(Input material Opens)

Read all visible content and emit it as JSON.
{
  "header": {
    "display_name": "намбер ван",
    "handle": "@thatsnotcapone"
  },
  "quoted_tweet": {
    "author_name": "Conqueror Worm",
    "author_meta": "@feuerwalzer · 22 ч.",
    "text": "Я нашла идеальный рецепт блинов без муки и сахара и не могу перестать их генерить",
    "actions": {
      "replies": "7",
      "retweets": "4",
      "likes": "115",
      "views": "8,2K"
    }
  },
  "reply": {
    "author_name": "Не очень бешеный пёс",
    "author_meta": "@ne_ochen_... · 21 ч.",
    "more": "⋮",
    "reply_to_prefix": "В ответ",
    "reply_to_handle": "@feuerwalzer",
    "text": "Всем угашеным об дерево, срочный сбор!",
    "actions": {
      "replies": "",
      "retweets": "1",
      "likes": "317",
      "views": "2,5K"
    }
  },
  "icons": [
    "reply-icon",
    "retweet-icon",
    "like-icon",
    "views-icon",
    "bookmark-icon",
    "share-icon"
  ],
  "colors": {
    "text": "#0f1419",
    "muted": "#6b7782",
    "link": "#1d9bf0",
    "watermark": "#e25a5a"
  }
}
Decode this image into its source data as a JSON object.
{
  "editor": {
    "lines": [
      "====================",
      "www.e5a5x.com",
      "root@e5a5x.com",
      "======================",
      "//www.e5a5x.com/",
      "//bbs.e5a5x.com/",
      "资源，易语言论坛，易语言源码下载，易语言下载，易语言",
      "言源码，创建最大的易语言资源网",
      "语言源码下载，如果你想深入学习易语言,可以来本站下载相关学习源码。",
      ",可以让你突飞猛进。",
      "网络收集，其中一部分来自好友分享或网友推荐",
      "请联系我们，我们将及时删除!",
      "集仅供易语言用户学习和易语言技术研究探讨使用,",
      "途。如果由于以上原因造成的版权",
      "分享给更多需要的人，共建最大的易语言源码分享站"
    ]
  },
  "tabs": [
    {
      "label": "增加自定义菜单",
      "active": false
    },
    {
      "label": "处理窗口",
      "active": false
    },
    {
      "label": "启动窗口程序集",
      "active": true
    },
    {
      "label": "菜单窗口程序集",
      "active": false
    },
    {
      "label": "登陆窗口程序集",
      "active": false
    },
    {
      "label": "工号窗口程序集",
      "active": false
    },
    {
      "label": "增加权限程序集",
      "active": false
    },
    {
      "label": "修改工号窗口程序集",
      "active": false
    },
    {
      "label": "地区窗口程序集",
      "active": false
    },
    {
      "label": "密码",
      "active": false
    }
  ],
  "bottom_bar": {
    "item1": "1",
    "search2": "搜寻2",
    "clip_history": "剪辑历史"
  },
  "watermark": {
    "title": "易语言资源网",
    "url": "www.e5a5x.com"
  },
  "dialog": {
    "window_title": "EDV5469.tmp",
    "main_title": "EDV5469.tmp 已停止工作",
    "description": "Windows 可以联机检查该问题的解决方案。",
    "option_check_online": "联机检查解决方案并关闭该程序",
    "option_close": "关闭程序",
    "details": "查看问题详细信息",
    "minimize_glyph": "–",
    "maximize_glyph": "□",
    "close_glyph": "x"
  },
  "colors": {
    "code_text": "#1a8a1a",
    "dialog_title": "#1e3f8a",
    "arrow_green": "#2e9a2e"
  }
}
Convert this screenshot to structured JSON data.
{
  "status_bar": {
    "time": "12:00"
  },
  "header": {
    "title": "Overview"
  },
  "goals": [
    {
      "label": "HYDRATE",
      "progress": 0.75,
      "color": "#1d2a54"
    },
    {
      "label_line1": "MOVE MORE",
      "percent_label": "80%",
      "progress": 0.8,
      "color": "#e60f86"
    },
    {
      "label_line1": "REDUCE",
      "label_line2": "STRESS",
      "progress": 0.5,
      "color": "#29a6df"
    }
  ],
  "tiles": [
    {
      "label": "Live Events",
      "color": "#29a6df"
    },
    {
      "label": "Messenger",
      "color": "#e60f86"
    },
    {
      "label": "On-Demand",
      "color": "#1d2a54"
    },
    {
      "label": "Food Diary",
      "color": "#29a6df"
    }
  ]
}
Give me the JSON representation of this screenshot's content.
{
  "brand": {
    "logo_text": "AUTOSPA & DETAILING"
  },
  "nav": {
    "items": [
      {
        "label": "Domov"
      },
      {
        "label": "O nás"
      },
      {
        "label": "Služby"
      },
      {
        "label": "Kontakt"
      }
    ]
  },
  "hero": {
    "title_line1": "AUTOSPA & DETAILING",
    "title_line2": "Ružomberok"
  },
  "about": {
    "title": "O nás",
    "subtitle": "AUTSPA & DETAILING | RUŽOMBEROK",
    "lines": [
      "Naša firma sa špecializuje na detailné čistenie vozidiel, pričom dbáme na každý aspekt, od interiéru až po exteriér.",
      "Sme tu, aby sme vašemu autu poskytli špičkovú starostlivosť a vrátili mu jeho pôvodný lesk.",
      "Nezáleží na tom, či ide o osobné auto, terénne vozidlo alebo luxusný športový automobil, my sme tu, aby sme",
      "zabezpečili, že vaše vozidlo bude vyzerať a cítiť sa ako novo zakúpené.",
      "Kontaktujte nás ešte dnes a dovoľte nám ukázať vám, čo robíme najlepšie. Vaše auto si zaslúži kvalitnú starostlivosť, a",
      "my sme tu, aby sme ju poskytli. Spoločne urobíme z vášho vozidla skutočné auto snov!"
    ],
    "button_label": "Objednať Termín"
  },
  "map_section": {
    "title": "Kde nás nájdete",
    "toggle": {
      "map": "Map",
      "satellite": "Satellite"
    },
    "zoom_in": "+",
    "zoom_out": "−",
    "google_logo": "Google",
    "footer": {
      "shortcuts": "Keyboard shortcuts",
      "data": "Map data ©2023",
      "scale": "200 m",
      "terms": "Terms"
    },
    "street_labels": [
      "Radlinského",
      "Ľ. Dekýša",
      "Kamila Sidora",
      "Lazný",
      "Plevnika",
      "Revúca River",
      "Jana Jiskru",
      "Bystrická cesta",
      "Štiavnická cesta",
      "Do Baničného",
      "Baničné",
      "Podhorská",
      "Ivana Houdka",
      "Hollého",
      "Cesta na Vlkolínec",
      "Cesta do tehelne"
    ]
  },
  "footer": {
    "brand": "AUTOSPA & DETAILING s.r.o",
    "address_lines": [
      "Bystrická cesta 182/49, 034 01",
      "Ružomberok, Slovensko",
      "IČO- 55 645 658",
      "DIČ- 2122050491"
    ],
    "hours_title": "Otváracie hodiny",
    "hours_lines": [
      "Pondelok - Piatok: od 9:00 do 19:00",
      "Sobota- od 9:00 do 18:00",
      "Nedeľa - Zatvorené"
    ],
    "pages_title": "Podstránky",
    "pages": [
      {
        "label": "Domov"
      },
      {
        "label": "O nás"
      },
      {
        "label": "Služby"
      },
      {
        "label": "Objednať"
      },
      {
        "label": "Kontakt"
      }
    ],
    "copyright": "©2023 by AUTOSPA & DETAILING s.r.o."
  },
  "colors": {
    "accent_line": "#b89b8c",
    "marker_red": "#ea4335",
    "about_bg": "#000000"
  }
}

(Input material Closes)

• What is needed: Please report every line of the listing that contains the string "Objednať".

• Exercise result:
    "button_label": "Objednať Termín"
        "label": "Objednať"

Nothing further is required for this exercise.